--- EXERCISE PROMPT ---
Check each line of the records below and collect those that include the word "area".

--- STUDY MATERIAL ---
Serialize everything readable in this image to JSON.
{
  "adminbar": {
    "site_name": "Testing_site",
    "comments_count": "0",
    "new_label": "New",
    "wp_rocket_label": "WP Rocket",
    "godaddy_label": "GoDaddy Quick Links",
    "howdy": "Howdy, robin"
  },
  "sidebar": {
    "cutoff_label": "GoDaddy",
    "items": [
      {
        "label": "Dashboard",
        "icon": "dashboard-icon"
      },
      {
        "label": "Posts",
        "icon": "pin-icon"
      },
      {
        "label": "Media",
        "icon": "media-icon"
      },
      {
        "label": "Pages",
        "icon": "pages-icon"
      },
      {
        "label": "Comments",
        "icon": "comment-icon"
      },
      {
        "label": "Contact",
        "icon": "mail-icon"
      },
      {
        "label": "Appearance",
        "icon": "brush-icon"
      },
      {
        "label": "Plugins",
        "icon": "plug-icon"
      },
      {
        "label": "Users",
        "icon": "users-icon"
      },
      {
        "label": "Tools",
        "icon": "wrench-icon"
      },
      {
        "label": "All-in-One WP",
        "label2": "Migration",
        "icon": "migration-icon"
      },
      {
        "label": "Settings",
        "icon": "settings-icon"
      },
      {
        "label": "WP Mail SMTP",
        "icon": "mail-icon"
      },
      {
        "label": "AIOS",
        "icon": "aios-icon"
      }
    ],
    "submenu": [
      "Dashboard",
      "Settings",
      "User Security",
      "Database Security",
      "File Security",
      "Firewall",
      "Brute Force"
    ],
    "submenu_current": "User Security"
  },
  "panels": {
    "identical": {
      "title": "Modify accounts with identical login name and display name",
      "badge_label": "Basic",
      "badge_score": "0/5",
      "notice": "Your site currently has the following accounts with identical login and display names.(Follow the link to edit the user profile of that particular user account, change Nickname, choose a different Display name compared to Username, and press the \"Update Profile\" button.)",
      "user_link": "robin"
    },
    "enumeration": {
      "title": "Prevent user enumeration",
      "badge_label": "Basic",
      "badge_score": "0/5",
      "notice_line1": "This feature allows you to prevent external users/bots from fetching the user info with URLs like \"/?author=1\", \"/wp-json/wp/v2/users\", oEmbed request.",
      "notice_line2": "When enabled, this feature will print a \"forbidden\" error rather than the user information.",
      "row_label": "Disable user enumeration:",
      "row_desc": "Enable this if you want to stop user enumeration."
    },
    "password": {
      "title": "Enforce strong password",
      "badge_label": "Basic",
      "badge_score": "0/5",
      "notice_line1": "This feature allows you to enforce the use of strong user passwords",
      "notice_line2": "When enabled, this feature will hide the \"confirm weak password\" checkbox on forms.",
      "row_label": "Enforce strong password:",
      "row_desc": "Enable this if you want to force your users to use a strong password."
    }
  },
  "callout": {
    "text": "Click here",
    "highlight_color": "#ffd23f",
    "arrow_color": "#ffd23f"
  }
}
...
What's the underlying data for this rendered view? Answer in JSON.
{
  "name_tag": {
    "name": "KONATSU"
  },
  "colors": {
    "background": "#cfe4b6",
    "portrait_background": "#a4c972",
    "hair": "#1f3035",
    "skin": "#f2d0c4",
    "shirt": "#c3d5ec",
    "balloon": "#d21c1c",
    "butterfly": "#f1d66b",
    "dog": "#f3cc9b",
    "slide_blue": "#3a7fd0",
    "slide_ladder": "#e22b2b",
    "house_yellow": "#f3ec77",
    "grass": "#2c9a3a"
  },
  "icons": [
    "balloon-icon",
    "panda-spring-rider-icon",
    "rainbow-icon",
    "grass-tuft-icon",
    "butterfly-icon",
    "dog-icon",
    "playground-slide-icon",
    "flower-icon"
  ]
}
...
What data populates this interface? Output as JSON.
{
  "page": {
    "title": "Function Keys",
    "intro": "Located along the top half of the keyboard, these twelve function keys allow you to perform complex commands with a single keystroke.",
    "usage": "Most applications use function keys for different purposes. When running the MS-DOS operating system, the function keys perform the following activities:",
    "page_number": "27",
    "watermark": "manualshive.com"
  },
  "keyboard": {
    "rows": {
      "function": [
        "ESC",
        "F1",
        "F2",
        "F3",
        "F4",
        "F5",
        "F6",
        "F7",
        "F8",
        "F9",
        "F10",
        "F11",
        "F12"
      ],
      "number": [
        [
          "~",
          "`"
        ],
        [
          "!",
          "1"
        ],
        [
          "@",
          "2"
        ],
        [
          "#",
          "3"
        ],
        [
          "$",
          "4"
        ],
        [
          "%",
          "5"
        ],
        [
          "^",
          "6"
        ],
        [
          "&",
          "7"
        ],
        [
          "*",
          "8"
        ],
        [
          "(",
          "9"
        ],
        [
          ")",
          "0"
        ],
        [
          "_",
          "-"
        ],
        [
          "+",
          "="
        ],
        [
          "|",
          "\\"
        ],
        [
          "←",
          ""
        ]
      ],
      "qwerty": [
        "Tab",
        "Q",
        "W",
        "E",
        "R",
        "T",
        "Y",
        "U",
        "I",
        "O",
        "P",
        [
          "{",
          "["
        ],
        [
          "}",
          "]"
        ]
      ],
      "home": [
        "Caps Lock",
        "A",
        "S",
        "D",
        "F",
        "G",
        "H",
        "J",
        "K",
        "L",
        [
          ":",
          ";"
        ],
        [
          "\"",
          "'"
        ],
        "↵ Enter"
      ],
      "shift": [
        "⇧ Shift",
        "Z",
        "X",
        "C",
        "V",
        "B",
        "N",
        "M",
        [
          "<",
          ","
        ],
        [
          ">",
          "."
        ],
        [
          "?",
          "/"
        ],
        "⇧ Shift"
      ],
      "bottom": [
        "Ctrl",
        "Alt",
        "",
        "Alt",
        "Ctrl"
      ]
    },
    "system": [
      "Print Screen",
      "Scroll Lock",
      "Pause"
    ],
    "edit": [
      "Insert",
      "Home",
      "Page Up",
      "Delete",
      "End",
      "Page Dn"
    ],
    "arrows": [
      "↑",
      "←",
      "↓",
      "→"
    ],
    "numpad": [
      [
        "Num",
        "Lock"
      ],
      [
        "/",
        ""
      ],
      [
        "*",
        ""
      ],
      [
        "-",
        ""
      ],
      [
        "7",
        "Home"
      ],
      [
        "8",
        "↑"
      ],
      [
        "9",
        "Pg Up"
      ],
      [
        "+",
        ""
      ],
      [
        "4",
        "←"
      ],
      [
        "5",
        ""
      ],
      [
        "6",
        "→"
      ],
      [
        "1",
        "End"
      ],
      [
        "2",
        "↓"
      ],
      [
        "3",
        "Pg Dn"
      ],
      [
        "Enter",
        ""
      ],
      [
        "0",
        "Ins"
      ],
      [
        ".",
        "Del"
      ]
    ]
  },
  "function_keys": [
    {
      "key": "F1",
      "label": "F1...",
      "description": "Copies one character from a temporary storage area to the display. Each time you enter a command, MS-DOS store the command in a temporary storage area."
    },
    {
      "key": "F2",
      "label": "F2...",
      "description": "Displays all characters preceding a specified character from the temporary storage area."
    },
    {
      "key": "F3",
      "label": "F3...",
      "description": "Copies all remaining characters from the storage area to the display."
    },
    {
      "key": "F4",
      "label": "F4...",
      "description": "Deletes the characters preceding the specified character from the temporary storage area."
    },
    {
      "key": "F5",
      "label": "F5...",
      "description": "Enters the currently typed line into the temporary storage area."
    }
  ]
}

--- ANSWER SPACE ---
      "description": "Copies one character from a temporary storage area to the display. Each time you enter a command, MS-DOS store the command in a temporary storage area."
      "description": "Displays all characters preceding a specified character from the temporary storage area."
      "description": "Copies all remaining characters from the storage area to the display."
      "description": "Deletes the characters preceding the specified character from the temporary storage area."
      "description": "Enters the currently typed line into the temporary storage area."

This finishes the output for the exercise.